More, though considered "a much steadier personality", [91] described Luther as an "ape", a "drunkard", and a "lousy little friar" amongst other epithets. If for More scatology normally expresses a communal disapproval, for Luther, it expresses a deep personal rage. He thereafter avoided any hint of criticism of Church authority. He was charged with welcoming foreign envoys, writing down official drafts and serving as a contact linking the king and his Lord Chancellor.

Henry used his influence in the legislative assembly to get Thomas elected for the position. He also chipped in as a steward in universities. Soon after his stewardship, he became the Duchy of Lancaster chancellor, a position that was much higher than his former position. This was a post that involved directorial and legal power of greater of northern England. He became the first layman to occupy this influential office. During this period he settled cases with unparalleled briskness.

Sir Thomas More: Biography, Facts and Information

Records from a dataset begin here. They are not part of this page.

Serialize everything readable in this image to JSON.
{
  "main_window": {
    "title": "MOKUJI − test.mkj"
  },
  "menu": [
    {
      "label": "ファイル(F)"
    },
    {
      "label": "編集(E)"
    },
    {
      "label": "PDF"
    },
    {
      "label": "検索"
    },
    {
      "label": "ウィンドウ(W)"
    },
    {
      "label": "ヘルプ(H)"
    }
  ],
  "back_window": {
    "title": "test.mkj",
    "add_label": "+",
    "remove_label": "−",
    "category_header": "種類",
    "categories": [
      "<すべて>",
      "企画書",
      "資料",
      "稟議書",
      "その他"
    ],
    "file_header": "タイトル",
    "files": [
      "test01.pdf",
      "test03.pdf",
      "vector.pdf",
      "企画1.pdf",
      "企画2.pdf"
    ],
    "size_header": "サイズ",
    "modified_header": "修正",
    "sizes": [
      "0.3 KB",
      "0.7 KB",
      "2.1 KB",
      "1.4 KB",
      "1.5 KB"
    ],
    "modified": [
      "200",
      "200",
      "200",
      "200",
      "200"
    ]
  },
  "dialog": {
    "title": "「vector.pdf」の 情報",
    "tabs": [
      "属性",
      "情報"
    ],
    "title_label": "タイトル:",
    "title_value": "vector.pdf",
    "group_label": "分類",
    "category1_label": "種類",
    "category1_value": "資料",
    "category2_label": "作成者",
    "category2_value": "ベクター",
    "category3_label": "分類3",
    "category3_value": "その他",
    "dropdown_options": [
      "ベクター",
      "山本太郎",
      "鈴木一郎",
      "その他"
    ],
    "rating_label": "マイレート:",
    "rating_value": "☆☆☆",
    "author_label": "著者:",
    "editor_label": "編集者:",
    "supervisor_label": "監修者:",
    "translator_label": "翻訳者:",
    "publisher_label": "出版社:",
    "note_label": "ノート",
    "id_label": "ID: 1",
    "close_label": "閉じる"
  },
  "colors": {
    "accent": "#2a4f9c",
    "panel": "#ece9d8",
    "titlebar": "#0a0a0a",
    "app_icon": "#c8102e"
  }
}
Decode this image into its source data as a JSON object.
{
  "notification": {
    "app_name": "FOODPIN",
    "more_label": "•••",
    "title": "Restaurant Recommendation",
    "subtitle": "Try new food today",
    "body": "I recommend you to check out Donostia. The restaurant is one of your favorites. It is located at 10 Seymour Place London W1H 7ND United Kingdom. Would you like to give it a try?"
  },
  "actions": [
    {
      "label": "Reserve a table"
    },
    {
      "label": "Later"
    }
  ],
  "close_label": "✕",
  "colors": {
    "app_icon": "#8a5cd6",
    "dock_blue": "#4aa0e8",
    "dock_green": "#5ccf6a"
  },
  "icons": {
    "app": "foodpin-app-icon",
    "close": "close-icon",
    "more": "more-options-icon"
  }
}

At this point, he was completely devoted to the king and the administration 6. InHenry VIII had cut off Thomas by removing the majority of the clergy who gave backing to the Papal stand from higher-ranking posts in the church 7. Coming to terms with his out-of-the-way position, Thomas tried to give up his job after being compelled to take a pledge affirming the king as the ultimate leader of the English Church.

In addition, the Statute of Praemunire made it illegal to shore up in open or place of work the assertions of the Papacy. Even so, the standing and power of Thomas as well as his lengthy association with the king, made certain that his life was safe for the time being and as a result, he was not kicked out of office 7.

On the other hand, with his backers in court fast fading away, in he requested the king to yet again to relieve 7 Robinson, Jon. He alleged that he was unwell and going through prickly chest aches.

This time the king endowed his request. There was little doubt that Thomas stepped down as a result of religious concerns. He understood that all clergy needed autonomy of ethics and devotion to the Pope which were undoubtedly defied by the administration of King Henry VIII 8.

Trial and execution In Anne Boleyn was enthroned as the Queen of England and Thomas was conspicuously absent at the ceremony. In spite of this, his absence was broadly taken to mean a rebuff in opposition to Anne and Henry took action against him.

Thomas was able to bring forth a correspondence in which he had inculcated Barton not to get in the way with national issues. In April 13 of the same year Thomas was required to appear before a committee and pledge his loyalty to the legislative Act of Succession. He held fast to the olden instruction of Papal superiority. He was later imprisoned in the Tower of London.

On July 1, of the following year Thomas was tried before a team of judges. He was arraigned in court for his treasonous acts against the law of succession. He was found guilty after Solicitor General, Richard Rich testified against him 7. Immediately after the sentence had been passed against him, Thomas talked unreservedly about his conviction. He reiterated that no earthly person may claim to be the head of spirituality.

Thomas was to be sent to the hangman, be drawn and quartered. The king ordered that his putting to death be through decapitation.